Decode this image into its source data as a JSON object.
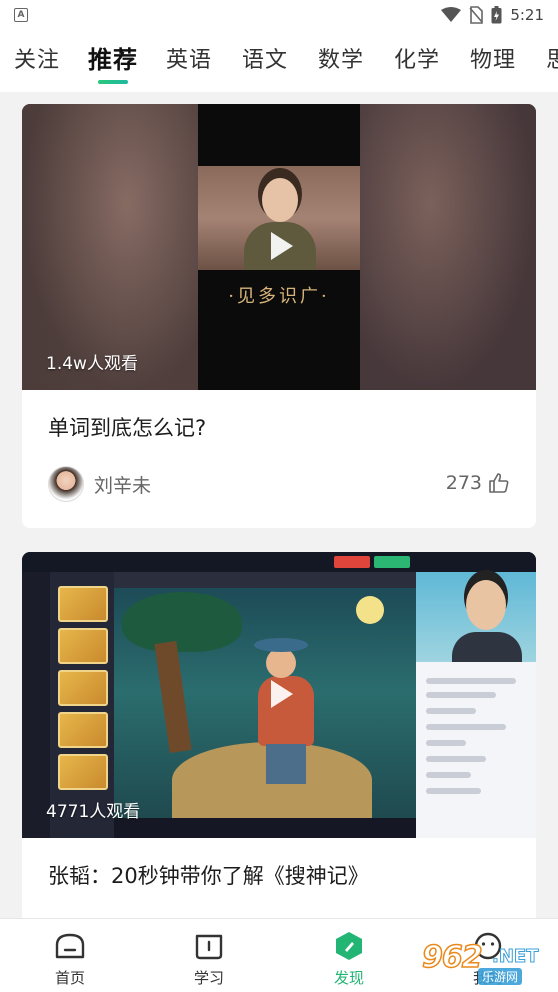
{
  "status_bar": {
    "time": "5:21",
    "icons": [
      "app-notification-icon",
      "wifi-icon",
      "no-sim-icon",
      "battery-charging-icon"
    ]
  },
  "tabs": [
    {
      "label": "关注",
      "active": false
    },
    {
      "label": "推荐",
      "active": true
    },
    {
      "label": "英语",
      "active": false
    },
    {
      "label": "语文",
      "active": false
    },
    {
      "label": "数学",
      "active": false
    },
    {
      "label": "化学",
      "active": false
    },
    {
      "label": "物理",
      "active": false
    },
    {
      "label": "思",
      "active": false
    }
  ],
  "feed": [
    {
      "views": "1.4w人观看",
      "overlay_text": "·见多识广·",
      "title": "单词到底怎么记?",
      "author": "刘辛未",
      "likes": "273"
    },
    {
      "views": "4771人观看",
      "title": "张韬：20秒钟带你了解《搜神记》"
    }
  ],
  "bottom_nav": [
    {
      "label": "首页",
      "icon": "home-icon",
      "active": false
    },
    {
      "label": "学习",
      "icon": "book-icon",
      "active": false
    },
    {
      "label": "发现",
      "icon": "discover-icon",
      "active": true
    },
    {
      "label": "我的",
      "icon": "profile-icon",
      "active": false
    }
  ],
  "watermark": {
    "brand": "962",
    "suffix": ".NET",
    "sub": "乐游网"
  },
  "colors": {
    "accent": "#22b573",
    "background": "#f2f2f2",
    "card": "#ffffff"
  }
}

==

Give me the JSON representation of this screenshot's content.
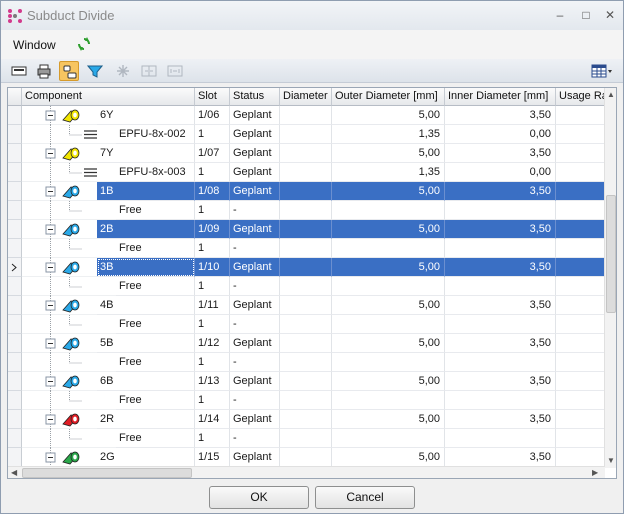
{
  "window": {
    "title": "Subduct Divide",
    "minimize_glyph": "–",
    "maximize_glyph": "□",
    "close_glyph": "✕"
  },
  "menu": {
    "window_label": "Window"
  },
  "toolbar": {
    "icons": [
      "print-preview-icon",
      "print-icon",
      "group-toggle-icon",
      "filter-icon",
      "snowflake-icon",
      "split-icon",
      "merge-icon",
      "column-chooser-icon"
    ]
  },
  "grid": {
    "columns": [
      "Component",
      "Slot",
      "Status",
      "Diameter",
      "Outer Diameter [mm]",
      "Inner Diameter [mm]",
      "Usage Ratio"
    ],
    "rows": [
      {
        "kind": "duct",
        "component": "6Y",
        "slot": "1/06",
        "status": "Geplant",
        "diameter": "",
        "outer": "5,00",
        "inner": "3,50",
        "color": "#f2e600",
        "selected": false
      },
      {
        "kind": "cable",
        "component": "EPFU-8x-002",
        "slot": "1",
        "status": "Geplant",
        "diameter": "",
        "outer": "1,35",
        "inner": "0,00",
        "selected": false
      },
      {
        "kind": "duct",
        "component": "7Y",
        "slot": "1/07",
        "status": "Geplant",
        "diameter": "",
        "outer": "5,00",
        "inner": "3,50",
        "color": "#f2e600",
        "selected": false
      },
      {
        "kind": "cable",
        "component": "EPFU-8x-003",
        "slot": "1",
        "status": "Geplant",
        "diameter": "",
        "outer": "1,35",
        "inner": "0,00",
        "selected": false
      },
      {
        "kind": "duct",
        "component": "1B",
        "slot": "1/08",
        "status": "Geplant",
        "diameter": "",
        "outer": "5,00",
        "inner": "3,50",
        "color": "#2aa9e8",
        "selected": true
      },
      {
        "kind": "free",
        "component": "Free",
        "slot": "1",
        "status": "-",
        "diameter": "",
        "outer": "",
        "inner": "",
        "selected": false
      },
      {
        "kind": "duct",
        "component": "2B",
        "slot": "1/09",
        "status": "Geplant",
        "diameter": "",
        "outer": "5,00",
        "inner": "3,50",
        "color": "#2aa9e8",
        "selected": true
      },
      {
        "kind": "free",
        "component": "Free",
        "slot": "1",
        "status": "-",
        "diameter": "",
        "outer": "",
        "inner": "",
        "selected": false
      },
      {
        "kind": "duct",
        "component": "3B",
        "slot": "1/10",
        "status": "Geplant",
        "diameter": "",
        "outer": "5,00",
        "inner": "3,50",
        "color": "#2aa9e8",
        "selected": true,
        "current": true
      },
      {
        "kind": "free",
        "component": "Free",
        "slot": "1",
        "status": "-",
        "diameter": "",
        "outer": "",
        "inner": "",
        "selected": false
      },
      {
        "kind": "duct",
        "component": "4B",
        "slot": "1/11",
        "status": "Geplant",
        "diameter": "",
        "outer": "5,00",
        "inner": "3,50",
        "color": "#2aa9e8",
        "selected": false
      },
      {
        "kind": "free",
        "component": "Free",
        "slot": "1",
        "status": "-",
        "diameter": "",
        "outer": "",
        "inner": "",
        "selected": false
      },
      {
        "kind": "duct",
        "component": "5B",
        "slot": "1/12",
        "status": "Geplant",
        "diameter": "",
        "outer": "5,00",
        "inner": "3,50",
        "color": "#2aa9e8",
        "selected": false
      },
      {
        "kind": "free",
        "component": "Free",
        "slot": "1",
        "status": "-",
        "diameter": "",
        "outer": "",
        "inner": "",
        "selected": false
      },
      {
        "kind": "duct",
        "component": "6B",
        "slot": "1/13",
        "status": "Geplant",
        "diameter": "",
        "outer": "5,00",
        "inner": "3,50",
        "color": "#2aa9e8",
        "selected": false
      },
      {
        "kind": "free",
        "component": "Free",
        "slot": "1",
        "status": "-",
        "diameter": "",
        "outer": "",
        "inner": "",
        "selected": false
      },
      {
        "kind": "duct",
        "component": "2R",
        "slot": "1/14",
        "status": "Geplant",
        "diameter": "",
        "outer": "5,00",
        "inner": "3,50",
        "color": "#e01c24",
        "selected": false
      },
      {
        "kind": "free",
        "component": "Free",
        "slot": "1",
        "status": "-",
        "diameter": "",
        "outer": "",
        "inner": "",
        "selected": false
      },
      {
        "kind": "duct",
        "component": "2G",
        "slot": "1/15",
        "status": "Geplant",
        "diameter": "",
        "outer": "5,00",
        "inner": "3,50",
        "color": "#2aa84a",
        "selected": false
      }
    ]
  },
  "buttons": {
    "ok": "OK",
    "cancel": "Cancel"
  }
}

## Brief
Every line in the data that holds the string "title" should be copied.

## Worked solution
      "title": "单词到底怎么记?",
      "title": "张韬：20秒钟带你了解《搜神记》"
    "title": "Subduct Divide",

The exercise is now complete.